Nashville’s gay bar scene is diverse, both geographically and in terms of clientele, and for their target groups these places serve as social hubs. Each can be to its customers a kind of home away from home, the kind of place to unwind and be a little more themselves than they can be in our largely heterosexual world. From the July shooting at WKND, located next door to Canvas, to August’s bloody fight that nearly turned fatal on the sidewalk outside OutCentral, however, violent crime has shaken the community’s sense of comfort in these little oases of gay life.
After midnight, around 12:20 a.m. on Sunday, September 28, 2014, another terrifying incident occurred, this time not on Church Street. A local man, Thomas Brodhead—who was recently covered by O&AN for his art currently on exhibit at Vanderbilt's LGBT center—left Stirrup Nashville, located on 4th Avenue, and walked toward his parked car on the adjacent Mallory Street. Parking along the right side of that street is common practice for customers of the bar, which has a limited parking lot. However, the street is very dark and only the first few cars are visible from the door of the bar, where security stands watch.
Brodhead was barely a hundred feet away from the Stirrup’s parking lot when a slightly taller-than-average African American male wearing a hoodie and a bandana covering his lower face appeared at his right, saying to him, “Hey, dude…” Brodhead turned and discovered a second similarly-dressed man standing alongside the first. Each brandished what he described as three-to-four inch knives and demanded that he turn over his wallet and cell phone.
“At first I didn’t believe it was really happening,” Brodhead explained. “I thought I had misunderstood them, but then they both began brandishing their knives at me, stabbing erratically at me and yelling at me to hand everything over. I literally had to jump back to keep from getting stabbed. I knew they wouldn’t hesitate to stab me if they felt like that’s what it would take.” After trying to appeal to them, Brodhead did what police suggest that anyone do in this situation: he turned over his wallet and phone as demanded. “All of this happened so fast: it couldn’t have taken over twenty seconds. Of course, it seemed like forever in the moment.”
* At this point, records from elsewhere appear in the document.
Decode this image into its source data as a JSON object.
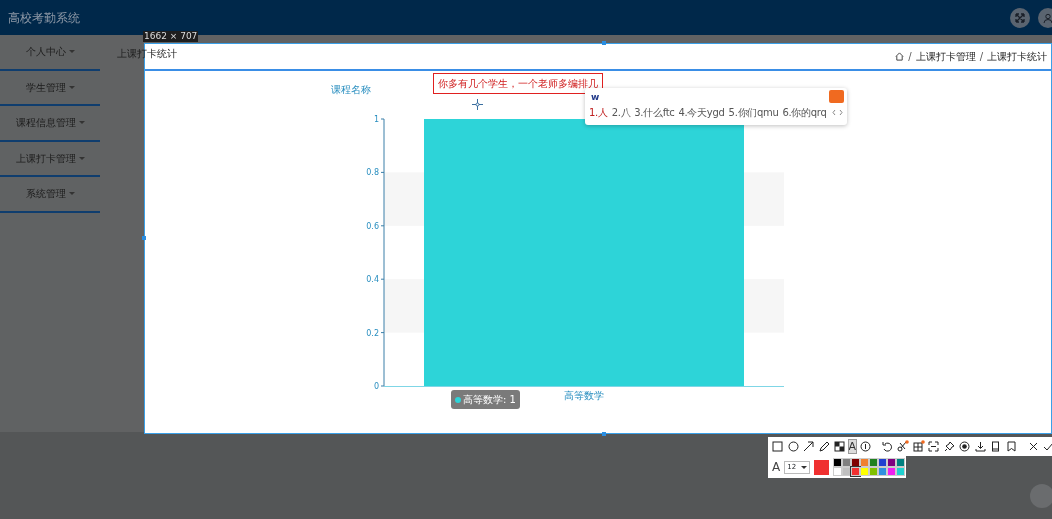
{
  "app": {
    "title": "高校考勤系统"
  },
  "sidebar": {
    "items": [
      {
        "label": "个人中心"
      },
      {
        "label": "学生管理"
      },
      {
        "label": "课程信息管理"
      },
      {
        "label": "上课打卡管理"
      },
      {
        "label": "系统管理"
      }
    ]
  },
  "page": {
    "title": "上课打卡统计",
    "breadcrumb": [
      {
        "kind": "separator",
        "text": "/"
      },
      {
        "kind": "link",
        "text": "上课打卡管理"
      },
      {
        "kind": "separator",
        "text": "/"
      },
      {
        "kind": "current",
        "text": "上课打卡统计"
      }
    ]
  },
  "chart": {
    "title": "课程名称",
    "tooltip": "高等数学: 1",
    "chart_data": {
      "type": "bar",
      "categories": [
        "高等数学"
      ],
      "values": [
        1
      ],
      "ylim": [
        0,
        1
      ],
      "yticks": [
        0,
        0.2,
        0.4,
        0.6,
        0.8,
        1
      ]
    }
  },
  "capture": {
    "size_label": "1662 × 707",
    "annotation": "你多有几个学生，一个老师多编排几",
    "tool_groups": [
      [
        {
          "kind": "rect",
          "selected": false
        },
        {
          "kind": "ellipse",
          "selected": false
        },
        {
          "kind": "arrow",
          "selected": false
        },
        {
          "kind": "pen",
          "selected": false
        },
        {
          "kind": "mosaic",
          "selected": false
        },
        {
          "kind": "text",
          "label": "A",
          "selected": true
        },
        {
          "kind": "number",
          "selected": false
        }
      ],
      [
        {
          "kind": "undo",
          "selected": false
        },
        {
          "kind": "ocr",
          "selected": false
        },
        {
          "kind": "translate",
          "selected": false
        },
        {
          "kind": "scroll",
          "selected": false
        },
        {
          "kind": "pin",
          "selected": false
        },
        {
          "kind": "record",
          "selected": false
        },
        {
          "kind": "save",
          "selected": false
        },
        {
          "kind": "phone",
          "selected": false
        },
        {
          "kind": "bookmark",
          "selected": false
        }
      ],
      [
        {
          "kind": "close",
          "selected": false
        },
        {
          "kind": "check",
          "selected": false
        }
      ]
    ],
    "style_bar": {
      "font_label": "A",
      "font_size": "12",
      "palette": [
        {
          "color": "#000000",
          "selected": false
        },
        {
          "color": "#808080",
          "selected": false
        },
        {
          "color": "#800000",
          "selected": false
        },
        {
          "color": "#f08030",
          "selected": false
        },
        {
          "color": "#208020",
          "selected": false
        },
        {
          "color": "#2040d0",
          "selected": false
        },
        {
          "color": "#800080",
          "selected": false
        },
        {
          "color": "#008080",
          "selected": false
        },
        {
          "color": "#ffffff",
          "selected": false
        },
        {
          "color": "#c0c0c0",
          "selected": false
        },
        {
          "color": "#f03030",
          "selected": true
        },
        {
          "color": "#ffff00",
          "selected": false
        },
        {
          "color": "#80c000",
          "selected": false
        },
        {
          "color": "#3090e0",
          "selected": false
        },
        {
          "color": "#f020f0",
          "selected": false
        },
        {
          "color": "#20d0d0",
          "selected": false
        }
      ]
    }
  },
  "ime": {
    "input": "w",
    "candidates": [
      {
        "text": "1.人",
        "selected": true
      },
      {
        "text": "2.八",
        "selected": false
      },
      {
        "text": "3.什么ftc",
        "selected": false
      },
      {
        "text": "4.今天ygd",
        "selected": false
      },
      {
        "text": "5.你们qmu",
        "selected": false
      },
      {
        "text": "6.你的qrq",
        "selected": false
      }
    ]
  }
}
As soon as Brodhead gave them his wallet and phone, the two assailants fled west on Mallory on foot and turned up a dark alley. Brodhead returned immediately to the Stirrup, where he received assistance from employees and patrons. “The entire staff immediately jumped to my aid, variously helping me call 911—I was so unnerved I couldn’t even dial the phone at first—then the bank to cancel my credit and debit cards, the phone company to cease service, and all while I talked with the police. They stayed at my side for over 90 minutes, helping me out while I truly was in shock. I couldn’t have had better help, and I feel blessed to count them as friends.”
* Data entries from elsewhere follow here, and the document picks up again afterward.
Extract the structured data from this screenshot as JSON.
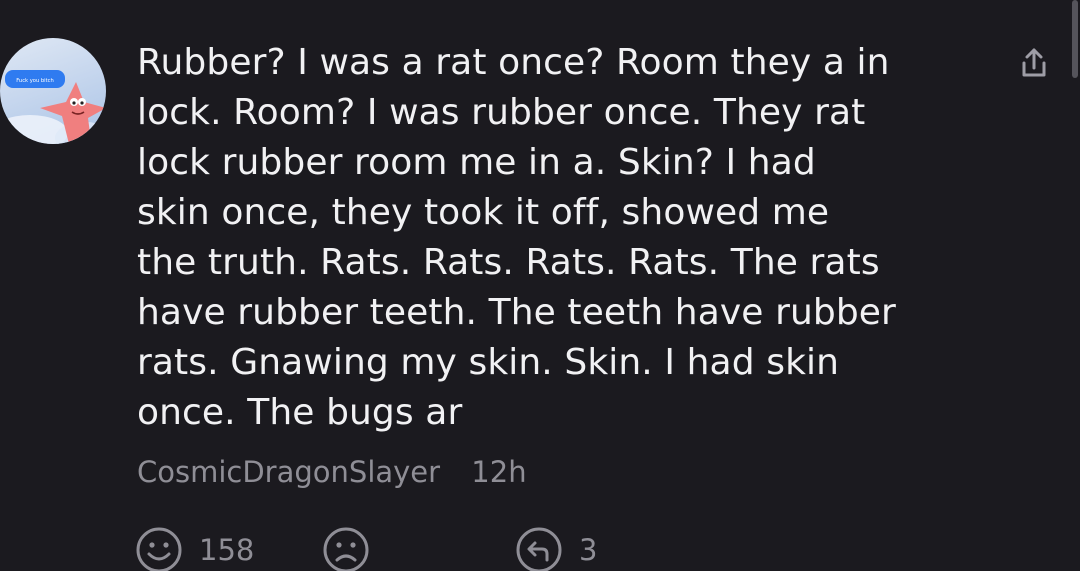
{
  "comment": {
    "avatar_text": "Fuck you bitch",
    "lines": [
      "Rubber? I was a rat once? Room they a in",
      "lock. Room? I was rubber once. They rat",
      "lock rubber room me in a. Skin? I had",
      "skin once, they took it off, showed me",
      "the truth. Rats. Rats. Rats. Rats. The rats",
      "have rubber teeth. The teeth have rubber",
      "rats. Gnawing my skin. Skin. I had skin",
      "once. The bugs ar"
    ],
    "author": "CosmicDragonSlayer",
    "time": "12h"
  },
  "actions": {
    "like_icon": "smiley-face-icon",
    "like_count": "158",
    "dislike_icon": "sad-face-icon",
    "reply_icon": "reply-icon",
    "reply_count": "3",
    "share_icon": "share-icon"
  },
  "colors": {
    "background": "#1b1a1f",
    "text": "#f1f1f3",
    "muted": "#8f8e96"
  }
}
When the police arrived, they took Brodhead’s statement, and the reporting officer, Officer Riddle, suggested that Brodhead’s might not be an isolated incident. However, no other similar robberies were reported last night. It seems likely, at this time, that Stirrup wasn’t targeted as a gay bar. As Sergeant Pepper of Midtown Hills Precinct put it, Stirrup was likely a target of opportunity, most likely chosen because the muggers suspected their “victims had been drinking and were more vulnerable.”
Ironically, Brodhead doesn’t drink alcohol, and is humorously known about the bar for only ordering non-alcoholic club sodas. He goes to the bar for the camaraderie it offers him, enjoying the company and conversation of his friends. His sobriety may in fact have worked in his favor during the attack.
While incidents of similar severity have happened in the past, such as the 2008 double carjacking at Play, the frequency of this summer’s events is unfortunately notable and again highlights the need for bar patrons to remain vigilant. Specifically at Stirrup, this might mean using the bar’s overflow parking, which is across 4th Avenue and is guarded over the weekend.
Far more generally, however, it is always advisable to travel in groups, or at least in pairs, when one has to venture outside, and always to avoid dark, poorly lit areas where an assailant can easily hide. Additionally, one should avoid drinking to the point that one’s judgment is compromised, or at least remain in the company of a trustworthy friend. And of course, when confronted with an attacker, the safest way of escaping such a scenario unharmed is to turn over your valuables and disengage from the situation as quickly as possible, as Brodhead did.
But, as scary as it is to contemplate a situation like the one Brodhead faced, it demonstrates both the best and worst of humanity. On the one hand, a man was assaulted and robbed by two criminals. On the other, the people who make Stirrup what it is at its core rallied around the victim and offered him immediate support, both emotionally and materially.
photo via Yelp